CONCORD, N.H. – With its first attempt stalled in the Senate, the House voted Wednesday for the second time this year to repeal New Hampshire’s death penalty in hopes a botched execution in Oklahoma will change the outcome.
The key vote was 218-117 to require a life sentence for anyone convicted of capital murder. The vote sends the bill back to the Senate where supporters hope senators will reconsider their 12-12 vote last month on the first repeal bill passed by the House.
The Senate tabled the first bill, leaving open the possibility it could be resurrected. But time is running out before the session ends June 5.
Repeal supporters are hopeful the Senate will reconsider the bill since its vote was taken before the death of Oklahoma inmate Clayton Lockett. The condemned man’s vein collapsed after a lethal injection, prompting prison officials to halt the execution. He later died of a heart attack.
Rep. Renny Cushing, the prime sponsor of the first repeal effort, said the Oklahoma case may have prompted some New Hampshire lawmakers to reconsider their opposition to the bill. But Rep. Keith Murphy, R-Bedford, said the case involved a convicted killer who deserved to die. “He was a monster,” Murphy said.
The vote comes two days after Brentwood Police Officer Stephen Arkell was fatally shot responding to a domestic call involving an argument between a father and a son, the suspected gunman who later died in a fire.
Rep. Al Baldasaro, R-Londonderry, asked what authorities would tell fallen officers’ families if the officers’ killers were not executed.
“Fortunately, that officer’s killer already got the death sentence,” he said of the suspected gunman in Monday’s shooting.
The state’s last execution was in 1939, when Howard Long was hanged for molesting and beating a 10-year-old boy to death. Michael Addison is the only person on death row currently.
Addison was convicted of shooting Manchester Police Officer Michael Briggs to death in 2006 and was sentenced to die in 2008. The state Supreme Court in November upheld his conviction and sentence in the first death penalty appeal to come before it in 50 years.
The House voted in favor of repeal 225-104 in March, and Gov. Maggie Hassan said she would sign the measure into law as long as Addison’s death sentence remained intact.

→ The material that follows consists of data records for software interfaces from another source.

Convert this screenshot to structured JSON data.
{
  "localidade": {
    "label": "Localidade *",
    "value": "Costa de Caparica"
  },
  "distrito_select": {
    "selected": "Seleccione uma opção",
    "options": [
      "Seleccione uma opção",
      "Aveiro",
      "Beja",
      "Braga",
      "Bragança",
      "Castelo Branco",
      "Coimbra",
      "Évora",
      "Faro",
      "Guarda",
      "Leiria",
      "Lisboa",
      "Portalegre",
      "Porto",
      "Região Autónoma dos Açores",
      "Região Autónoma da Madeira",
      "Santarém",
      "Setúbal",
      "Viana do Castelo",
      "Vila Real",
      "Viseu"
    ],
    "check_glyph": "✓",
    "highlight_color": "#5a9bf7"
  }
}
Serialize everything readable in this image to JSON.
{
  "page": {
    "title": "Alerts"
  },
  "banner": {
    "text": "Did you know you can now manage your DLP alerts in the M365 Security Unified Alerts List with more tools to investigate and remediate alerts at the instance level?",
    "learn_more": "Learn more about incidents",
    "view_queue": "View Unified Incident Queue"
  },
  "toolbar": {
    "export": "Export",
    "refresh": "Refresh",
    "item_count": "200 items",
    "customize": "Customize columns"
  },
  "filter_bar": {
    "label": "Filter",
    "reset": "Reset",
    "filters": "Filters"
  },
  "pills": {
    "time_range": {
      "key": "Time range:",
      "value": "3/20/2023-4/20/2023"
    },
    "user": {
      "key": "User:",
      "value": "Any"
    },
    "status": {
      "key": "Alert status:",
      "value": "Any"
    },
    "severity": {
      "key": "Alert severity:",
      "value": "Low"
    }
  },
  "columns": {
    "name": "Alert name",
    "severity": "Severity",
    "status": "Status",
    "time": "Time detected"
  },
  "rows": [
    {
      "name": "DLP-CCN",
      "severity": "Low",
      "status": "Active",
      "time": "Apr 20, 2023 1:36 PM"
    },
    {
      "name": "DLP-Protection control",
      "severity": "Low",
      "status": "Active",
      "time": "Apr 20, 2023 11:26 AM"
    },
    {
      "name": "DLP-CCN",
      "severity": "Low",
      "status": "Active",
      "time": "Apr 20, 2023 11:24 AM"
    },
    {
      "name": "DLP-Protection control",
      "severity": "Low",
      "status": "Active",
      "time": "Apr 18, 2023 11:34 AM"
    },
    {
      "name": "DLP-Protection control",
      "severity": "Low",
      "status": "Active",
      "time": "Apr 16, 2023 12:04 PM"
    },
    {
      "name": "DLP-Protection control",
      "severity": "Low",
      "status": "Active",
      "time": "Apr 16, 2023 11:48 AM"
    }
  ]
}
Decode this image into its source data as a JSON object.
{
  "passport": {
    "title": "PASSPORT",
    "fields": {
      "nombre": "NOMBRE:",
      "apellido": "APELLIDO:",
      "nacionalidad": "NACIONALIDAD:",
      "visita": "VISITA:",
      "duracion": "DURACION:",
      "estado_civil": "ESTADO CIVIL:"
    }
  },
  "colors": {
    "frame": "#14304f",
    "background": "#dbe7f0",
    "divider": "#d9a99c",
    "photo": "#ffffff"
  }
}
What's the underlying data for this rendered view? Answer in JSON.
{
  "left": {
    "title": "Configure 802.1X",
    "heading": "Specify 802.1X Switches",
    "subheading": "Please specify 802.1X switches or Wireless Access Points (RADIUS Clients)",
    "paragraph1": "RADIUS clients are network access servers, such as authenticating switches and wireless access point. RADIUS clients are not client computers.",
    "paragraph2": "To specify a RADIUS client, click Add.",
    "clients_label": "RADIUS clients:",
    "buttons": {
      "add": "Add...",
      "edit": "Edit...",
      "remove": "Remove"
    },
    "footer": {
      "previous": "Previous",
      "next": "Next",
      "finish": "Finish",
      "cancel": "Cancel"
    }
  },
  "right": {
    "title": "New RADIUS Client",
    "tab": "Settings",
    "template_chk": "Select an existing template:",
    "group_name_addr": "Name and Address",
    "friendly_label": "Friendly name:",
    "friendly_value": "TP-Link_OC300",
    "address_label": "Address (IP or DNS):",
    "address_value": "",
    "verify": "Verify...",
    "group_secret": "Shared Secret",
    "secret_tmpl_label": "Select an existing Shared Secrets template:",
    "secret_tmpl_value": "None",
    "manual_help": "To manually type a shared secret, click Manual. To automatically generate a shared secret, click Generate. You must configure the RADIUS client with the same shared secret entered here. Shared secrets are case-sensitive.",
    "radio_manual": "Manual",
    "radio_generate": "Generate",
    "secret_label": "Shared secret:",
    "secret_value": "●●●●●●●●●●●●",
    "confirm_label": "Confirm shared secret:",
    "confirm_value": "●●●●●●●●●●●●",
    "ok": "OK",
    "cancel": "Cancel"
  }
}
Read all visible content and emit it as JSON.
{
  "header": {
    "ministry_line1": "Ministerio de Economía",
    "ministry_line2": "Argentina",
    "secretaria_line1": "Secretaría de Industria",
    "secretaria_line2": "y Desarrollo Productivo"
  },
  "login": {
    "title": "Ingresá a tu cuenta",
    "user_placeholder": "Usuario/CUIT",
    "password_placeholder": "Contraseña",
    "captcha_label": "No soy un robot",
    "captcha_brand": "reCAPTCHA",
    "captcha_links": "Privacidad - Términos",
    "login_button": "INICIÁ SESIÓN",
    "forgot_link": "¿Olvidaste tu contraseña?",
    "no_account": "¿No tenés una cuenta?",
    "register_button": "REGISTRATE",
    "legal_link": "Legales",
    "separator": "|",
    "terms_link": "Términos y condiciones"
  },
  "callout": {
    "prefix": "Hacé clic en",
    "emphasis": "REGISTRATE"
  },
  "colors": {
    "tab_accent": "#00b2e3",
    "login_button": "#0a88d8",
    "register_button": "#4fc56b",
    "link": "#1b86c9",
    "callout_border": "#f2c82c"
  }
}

The Senate voted on the bill then tabled it.
It was the closest a death penalty repeal measure has come since 2000, when both houses passed the bill but then-Gov. Jeanne Shaheen vetoed it.